    My opinion...look at a picture of an expanded XP bullet beside a normal expanded JHP. Think about which would have the least resistance pushing through gelatine. It's like comparing a full parachute vs. one that has a star pattern in its canopy with small sections taken out. If it expands to .6, it is not cutting a .6 hole the way a standard jhp would but rather a star shape that is .6 diameter at its tips.

    Again that is just my opinion.
     
    Last edited: Jul 21, 2010
  14. After testing the 125gr XPB in .38Super (~1200fps), there are better performing bullets.

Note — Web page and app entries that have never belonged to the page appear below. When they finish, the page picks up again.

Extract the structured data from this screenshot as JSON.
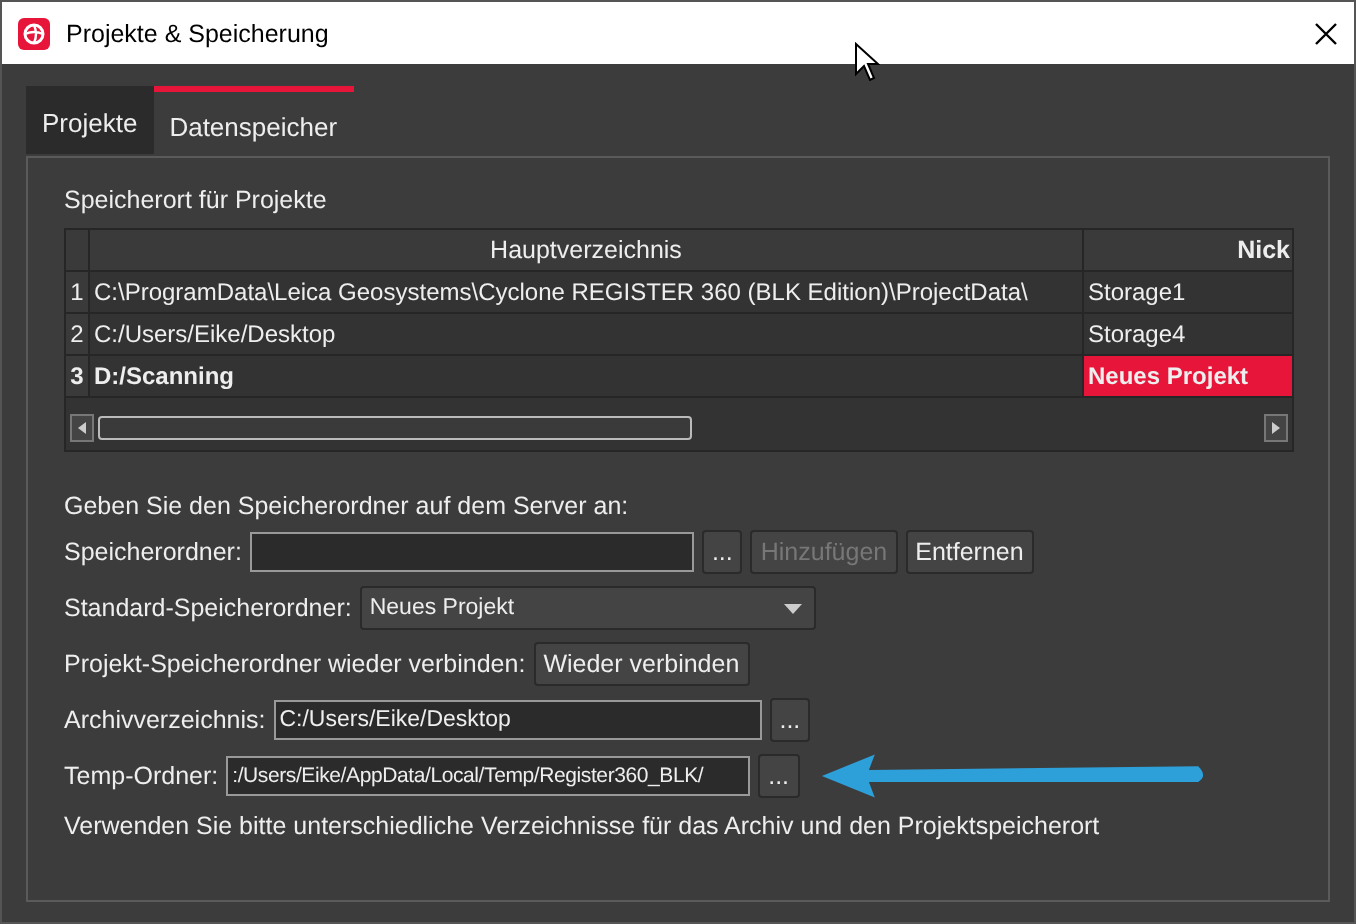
{
  "window": {
    "title": "Projekte & Speicherung"
  },
  "tabs": [
    {
      "label": "Projekte",
      "selected": false
    },
    {
      "label": "Datenspeicher",
      "selected": true
    }
  ],
  "storage_section": {
    "label": "Speicherort für Projekte",
    "table": {
      "columns": [
        "Hauptverzeichnis",
        "Nick"
      ],
      "rows": [
        {
          "index": "1",
          "path": "C:\\ProgramData\\Leica Geosystems\\Cyclone REGISTER 360 (BLK Edition)\\ProjectData\\",
          "nickname": "Storage1",
          "selected": false
        },
        {
          "index": "2",
          "path": "C:/Users/Eike/Desktop",
          "nickname": "Storage4",
          "selected": false
        },
        {
          "index": "3",
          "path": "D:/Scanning",
          "nickname": "Neues Projekt",
          "selected": true
        }
      ]
    }
  },
  "server_hint": "Geben Sie den Speicherordner auf dem Server an:",
  "storage_folder": {
    "label": "Speicherordner:",
    "browse": "...",
    "add": {
      "label": "Hinzufügen",
      "disabled": true
    },
    "remove": {
      "label": "Entfernen",
      "disabled": false
    }
  },
  "default_folder": {
    "label": "Standard-Speicherordner:",
    "value": "Neues Projekt"
  },
  "reconnect": {
    "label": "Projekt-Speicherordner wieder verbinden:",
    "button": "Wieder verbinden"
  },
  "archive": {
    "label": "Archivverzeichnis:",
    "value": "C:/Users/Eike/Desktop",
    "browse": "..."
  },
  "temp": {
    "label": "Temp-Ordner:",
    "value": ":/Users/Eike/AppData/Local/Temp/Register360_BLK/",
    "browse": "..."
  },
  "note": "Verwenden Sie bitte unterschiedliche Verzeichnisse für das Archiv und den Projektspeicherort"
}
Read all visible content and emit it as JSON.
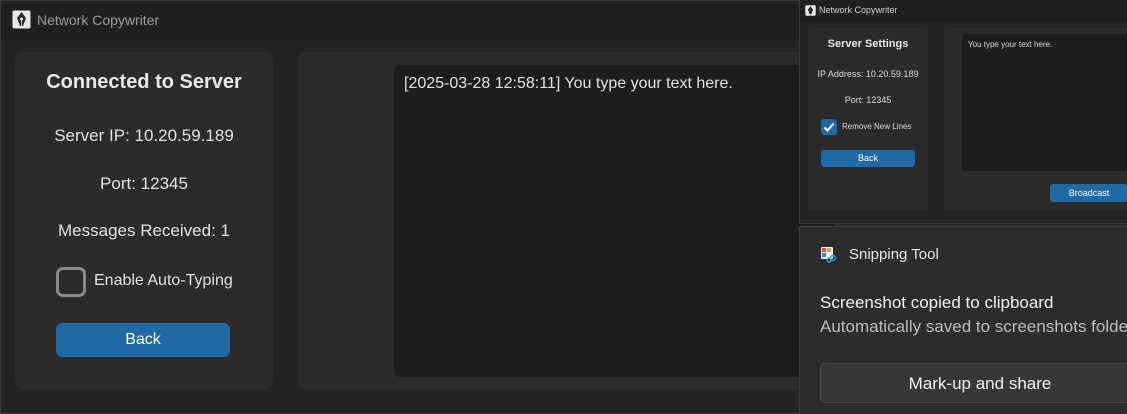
{
  "window": {
    "title": "Network Copywriter",
    "icon": "fountain-pen-icon"
  },
  "left_panel": {
    "title": "Connected to Server",
    "server_ip": "Server IP: 10.20.59.189",
    "port": "Port: 12345",
    "messages": "Messages Received: 1",
    "auto_typing_label": "Enable Auto-Typing",
    "auto_typing_checked": false,
    "back_label": "Back"
  },
  "main": {
    "log_text": "[2025-03-28 12:58:11] You type your text here."
  },
  "thumbnail": {
    "title": "Network Copywriter",
    "settings_title": "Server Settings",
    "ip": "IP Address: 10.20.59.189",
    "port": "Port: 12345",
    "remove_newlines_label": "Remove New Lines",
    "remove_newlines_checked": true,
    "back_label": "Back",
    "input_text": "You type your text here.",
    "broadcast_label": "Broadcast"
  },
  "toast": {
    "app_name": "Snipping Tool",
    "app_icon": "snipping-tool-icon",
    "heading": "Screenshot copied to clipboard",
    "body": "Automatically saved to screenshots folder",
    "action_label": "Mark-up and share"
  },
  "colors": {
    "accent": "#1f6aa5",
    "panel": "#2b2b2b",
    "background": "#242424"
  }
}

Testing the XPB through sheetrock, 4-layer denim, water bag, large cow rib, water; 3 of the 6 petals folded down.

    [​IMG]

    The life span of a bullet in tissue is only a few milliseconds, just a couple revolutions of the bullet.

    This 124gr Gold Dot (1268fps) illustrates the star effect you wrote about, bullets cutting through tissue like an outboard's prop through water is a misnomer. Hydraulic pressure acting upon the increased bullet's surface area (0.920") drastically slows the bullet;

    [​IMG]

    Expect about 9" of penetration from the Gold Dot and ~10.7" from the XPB (0.649").

    This 230gr Gold Dot 984fps/0.735";

    [​IMG]

    gets about 13.5" of penetration, plus one huge crush cavity.

    Bullet shapes and cavitation;

    [​IMG]

    Bob :cowboy:
     
  15. UnTainted

    UnTainted

    282
    0
    May 8, 2007
    Idaho
    Bob, I'd say in my opinion the 38 round on display in your post performed well. Maybe not perfect, but you did say it defeated a bone, and it stayed together and expanded some.

    I'm not going to rely on expansion for my hole to hit my target, I'll rely upon placement.
     
  16. UnTainted

    UnTainted

    282
    0
    May 8, 2007
    Idaho
    And the 125 grained in 40 may be different than the 38 one
     
  17. Given placement, there is a point where expansion negates penetration to vitals.

    Examples

    This
    [​IMG]

    and this 147gr Gold Dot

    [​IMG]

    both performed very well against large bone, and both penetrate deeper than the 125gr XPB.

    YMMV

    Bob :cowboy:
     
  18. UnTainted

    UnTainted

    282
    0
    May 8, 2007
    Idaho
    Huh? Does that make sense to anybody else?

     
    Last edited: Jul 23, 2010
  19. Snapper2

    Snapper2

    2,413
    5
    Feb 22, 2008
    s.east Texas
    Youre not very likely to have a chance to pick your shot in SD. A shot from a downed position will likely have penetrate further because of the angle. Not only that but whatever else that might be in the way of vitals....forearm etc. Expansion limits penetration.
     
  20. mickdundie

    mickdundie

    1,567
    0
    Apr 9, 2007
    Where can I get 50 rounds for $50.00? Link please

    Never mind ...found it http://www.doubletapammo.com/php/catalog/index.php?cPath=21_26

    That's a good price. Usually runs a buck and a half a round

    Mick:thumbsup:
     
    Last edited: Jul 23, 2010